My first order of business was to deliver some books to Laura at Textiles a Mano. (Who’s a good little CSR?) Then I started my first scouting circuit around the vendor barn. I kept running into people I know, not surprisingly. First I saw Terri Lynn of Larkspur Studio, then I ran into a very good old friend I hadn’t been in touch with for a while. (She’s not a fiber person, but she was there with a friend who is, which makes it even odder and more serendipitous. And I guess I’ll have to call her Not-Fiber-Jean, as my knitting friend Jean–hereafter known as Fiber-Jean–has the same last initial and both of them are redheads.) And then I saw Laura and Connie from work and inapproprately hugged them both, but they said they didn’t mind. This is Connie and me–Laura took the photo. It reminds me that there’s a reason I don’t wear crew-neck t-shirts very often, but it was the first time I’d worn my white Ravelry t-shirt–the one with “where my stitches at?” on the front.

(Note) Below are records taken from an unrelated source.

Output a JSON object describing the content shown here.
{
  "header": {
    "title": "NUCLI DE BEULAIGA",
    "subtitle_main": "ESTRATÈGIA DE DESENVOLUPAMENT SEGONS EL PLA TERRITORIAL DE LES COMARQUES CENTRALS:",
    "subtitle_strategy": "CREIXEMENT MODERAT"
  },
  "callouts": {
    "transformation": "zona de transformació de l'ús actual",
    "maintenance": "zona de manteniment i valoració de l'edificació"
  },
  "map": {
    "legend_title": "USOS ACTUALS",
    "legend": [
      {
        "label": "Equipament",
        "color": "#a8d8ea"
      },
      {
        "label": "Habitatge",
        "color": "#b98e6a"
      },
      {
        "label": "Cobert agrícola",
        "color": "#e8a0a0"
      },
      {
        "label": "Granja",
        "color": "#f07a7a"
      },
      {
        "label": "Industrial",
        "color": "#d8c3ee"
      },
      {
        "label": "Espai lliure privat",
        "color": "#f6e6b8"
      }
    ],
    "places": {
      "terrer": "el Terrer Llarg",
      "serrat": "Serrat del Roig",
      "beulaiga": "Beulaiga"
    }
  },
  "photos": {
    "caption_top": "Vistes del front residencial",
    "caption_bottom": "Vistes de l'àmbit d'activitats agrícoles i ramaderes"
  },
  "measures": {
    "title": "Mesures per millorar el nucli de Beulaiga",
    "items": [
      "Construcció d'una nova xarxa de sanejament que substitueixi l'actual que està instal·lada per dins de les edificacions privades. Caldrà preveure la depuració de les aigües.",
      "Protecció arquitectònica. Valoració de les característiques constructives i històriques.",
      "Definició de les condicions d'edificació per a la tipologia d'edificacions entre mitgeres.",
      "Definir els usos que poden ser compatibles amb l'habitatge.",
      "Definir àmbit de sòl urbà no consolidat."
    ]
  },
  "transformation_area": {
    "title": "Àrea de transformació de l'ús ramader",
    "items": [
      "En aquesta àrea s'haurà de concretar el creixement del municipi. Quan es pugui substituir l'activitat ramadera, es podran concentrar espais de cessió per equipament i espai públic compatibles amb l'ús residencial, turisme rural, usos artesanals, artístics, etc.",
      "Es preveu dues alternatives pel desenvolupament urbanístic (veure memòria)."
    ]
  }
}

That was during my first scout through the Plain and Fancy booth, and that place always makes me a little high. Such beautiful colors, such soft yarn! Oddly enough, with my love of strong colors, everything I bought before lunch was natural-color wool. The very first thing was a sample pack of Navajo Churro wool, very suitable for a beginning spinner. Churro has a long staple and isn’t too slippery, so it’s really good for learning to spin. It’s also a bit rough, not used for next-to-the-skin items like scarves. It felts well, and is used a lot in weaving. I don’t know yet what I’ll make with it–I’m just hoping not a mess. Aren’t these great colors? Black and two shades of beige …
I got this from Woolly Designs, run by Tracy and Jean Eichheim from Crawford, Colorado. Jean and Tracy were both there at the booth, and they gave me a lot of really excellent advice on hand-spindle spinning. I also got my hand spindle from them, after I’d gotten some encouragement from Ana Carranza of Entrelac Stitch Markers, who let me play with her hand spindle at Wool Market last year and is therefore the earliest known source of my new addiction. Tracy makes beautiful hand spindles, and I really love buying handcrafted items from the crafters themselves! Here’s the spindle I bought:
I’ve had just a little bit of time to play with it, and it’s beautifully balanced. I don’t have the question in my mind anymore whether any problems I am having are due to me or the spindle–it’s pretty much all me, all the time at this point. Tracy even bends the hook just slightly, so the yarn is at the absolute center of the whorl–if the hook were straight, the yarn would be very slightly off-center. Is that not an elegant thing? And even his most detailed, fanciest spindles are cut by hand on a scroll saw, not using a laser or a computer program. Even the Dragons! Which are my new objects of lustful fiber desire. Haven’t you always wanted a dragon spindle?
Three ounces of Churro will last me for a while, but I’ll eventually use it up. While Shuttles, Spindles and Skeins has a very nice selection of rovings (and everything else), I decided to get a little more to feed my new spindle. At the Mañanica Farm booth, I bought an ounce of roving from Teeswater/Cotswold crossbreeds.
That’s going to be fun to spin, I think.
The last thing I bought before lunch was this:
Pure Colorado Cormo wool from Elsa Sheep and Wool Company. It’s 700 yards of laceweight woolen-spun, which cost all of $17.00. Such a deal! I might actually make a small shawl with this. It’s lightlightlight and just lovely. I suppose the grey is pale enough for dyeing, but I love it the way it is.
And you know what? It’s already Friday, and I’ve been working on this post in bits and pieces since last Sunday. So I’ll tell you about what happened after lunch later, and get this thing up where you can see it. Knitblog!